In one of my previous post titled The Power of Choice I discussed how Choice can be a superpower.  I subsequently came across an article that talks about Decision Fatigue or essentially the “Kryptonite for Choice”.   Apparently, Decision Fatigue is a real thing?  There are a ton of articles that discuss this and the ill effects that accompany it like “analysis paralysis”, “cognitive failure”, “Ego depletion” and “psychological aversion”….the list of effects goes on.

From Wikipedia:   In decision making and psychology, decision fatigue refers to the deteriorating quality of decisions made by an individual after a long session of decision making.[1][2] It is now understood as one of the causes of irrational trade-offs in decision making.[2] For instance, judges in court have been shown to make less favorable decisions later in the day than early in the day.[1][3] Decision fatigue may also lead to consumers making poor choices with their purchases.
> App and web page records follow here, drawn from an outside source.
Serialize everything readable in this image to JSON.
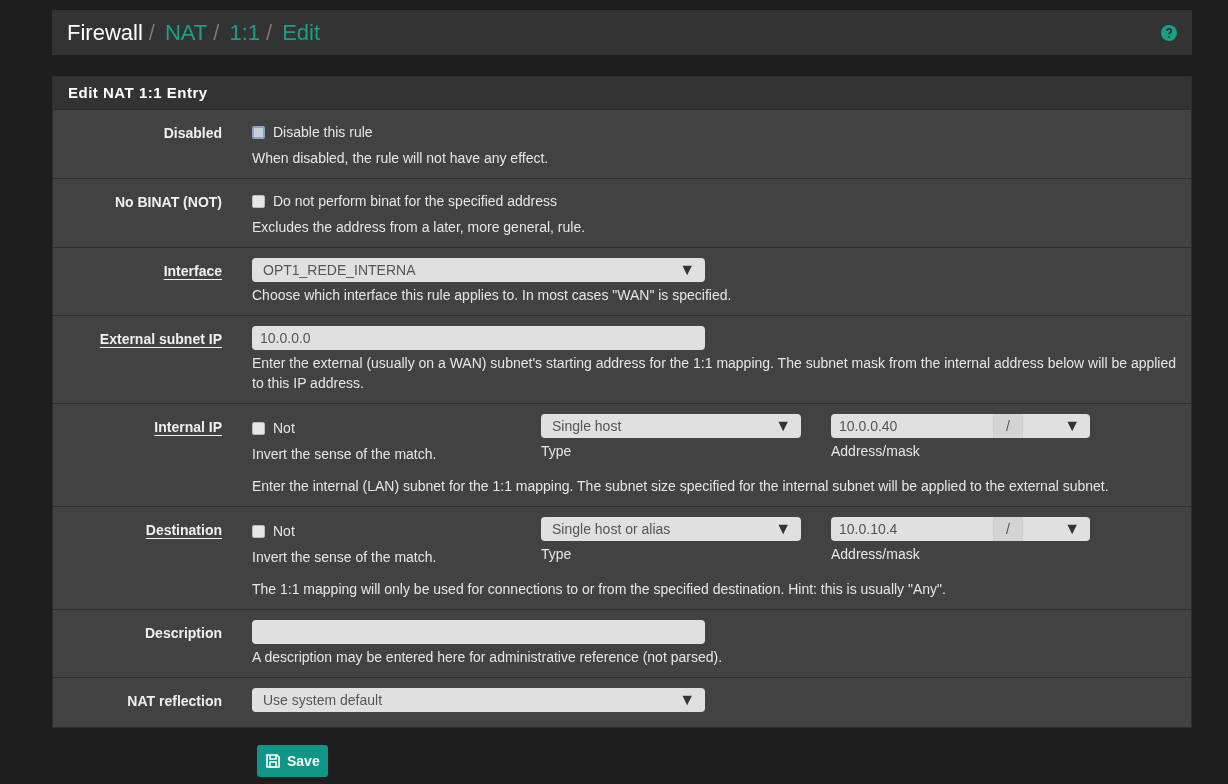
{
  "breadcrumb": [
    {
      "label": "Firewall",
      "link": false,
      "separator": "/"
    },
    {
      "label": "NAT",
      "link": true,
      "separator": "/"
    },
    {
      "label": "1:1",
      "link": true,
      "separator": "/"
    },
    {
      "label": "Edit",
      "link": true
    }
  ],
  "panel": {
    "title": "Edit NAT 1:1 Entry",
    "rows": [
      {
        "kind": "checkbox",
        "label": "Disabled",
        "label_link": false,
        "checkbox": {
          "label": "Disable this rule",
          "checked": false,
          "focused": true
        },
        "help": "When disabled, the rule will not have any effect."
      },
      {
        "kind": "checkbox",
        "label": "No BINAT (NOT)",
        "label_link": false,
        "checkbox": {
          "label": "Do not perform binat for the specified address",
          "checked": false,
          "focused": false
        },
        "help": "Excludes the address from a later, more general, rule."
      },
      {
        "kind": "select",
        "label": "Interface",
        "label_link": true,
        "value": "OPT1_REDE_INTERNA",
        "caret": "▼",
        "help": "Choose which interface this rule applies to. In most cases \"WAN\" is specified."
      },
      {
        "kind": "input",
        "label": "External subnet IP",
        "label_link": true,
        "value": "10.0.0.0",
        "help": "Enter the external (usually on a WAN) subnet's starting address for the 1:1 mapping. The subnet mask from the internal address below will be applied to this IP address."
      },
      {
        "kind": "address",
        "label": "Internal IP",
        "label_link": true,
        "checkbox": {
          "label": "Not",
          "checked": false,
          "focused": false
        },
        "checkbox_help": "Invert the sense of the match.",
        "type": "Single host",
        "type_caret": "▼",
        "type_label": "Type",
        "address": "10.0.0.40",
        "mask_separator": "/",
        "mask_caret": "▼",
        "address_label": "Address/mask",
        "help": "Enter the internal (LAN) subnet for the 1:1 mapping. The subnet size specified for the internal subnet will be applied to the external subnet."
      },
      {
        "kind": "address",
        "label": "Destination",
        "label_link": true,
        "checkbox": {
          "label": "Not",
          "checked": false,
          "focused": false
        },
        "checkbox_help": "Invert the sense of the match.",
        "type": "Single host or alias",
        "type_caret": "▼",
        "type_label": "Type",
        "address": "10.0.10.4",
        "mask_separator": "/",
        "mask_caret": "▼",
        "address_label": "Address/mask",
        "help": "The 1:1 mapping will only be used for connections to or from the specified destination. Hint: this is usually \"Any\"."
      },
      {
        "kind": "input",
        "label": "Description",
        "label_link": false,
        "help": "A description may be entered here for administrative reference (not parsed)."
      },
      {
        "kind": "select",
        "label": "NAT reflection",
        "label_link": false,
        "value": "Use system default",
        "caret": "▼"
      }
    ]
  },
  "save_button": {
    "label": "Save"
  }
}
There is a paradox in that “people who lack choices seem to want them and often will fight for them”, yet at the same time, “people find that making many choices can be [psychologically] aversive.”[4]

Along with the ill effects are a host of articles that tell you how to avoid this “psychological aversion” called Decision Fatigue.   Most of these are “prescriptive” approaches that detail which part of the day to make a decision, to choose the simpler option, to plan your decision the night before, don’t make decisions on an empty stomach, limit your choices, don’t strive for perfect outcomes, avoid distractions and focus on your “to do” list.  These are all noble suggestions and no doubt backed by a massive amount of research and studies.  However, wouldn’t it be nice to just avoid this whole decision fatigue dilemma in the first place ?

While I am not denying that Decision Fatigue isn’t real, I do subscribe to the belief that when we chose to live consciously, choices (or decisions) become less of a mental burden.  When we make choices that align to our purpose; set good intentions that align to our values; allow ourselves enough time to get quiet; and rely on our intuition (mind/body coherence); these choices become light and effortless.  We are able to let go of the outcome, stop controlling the circumstances and remove our own self judgment to make choices that feel right every time.  In my previous post, I challenged the reader to ask themselves:  Did this choice bring me joy or regret ?  I suspect regret will bring about more decision fatigue and if you practice conscious choice, decision fatigue will diminish and your joy will increase.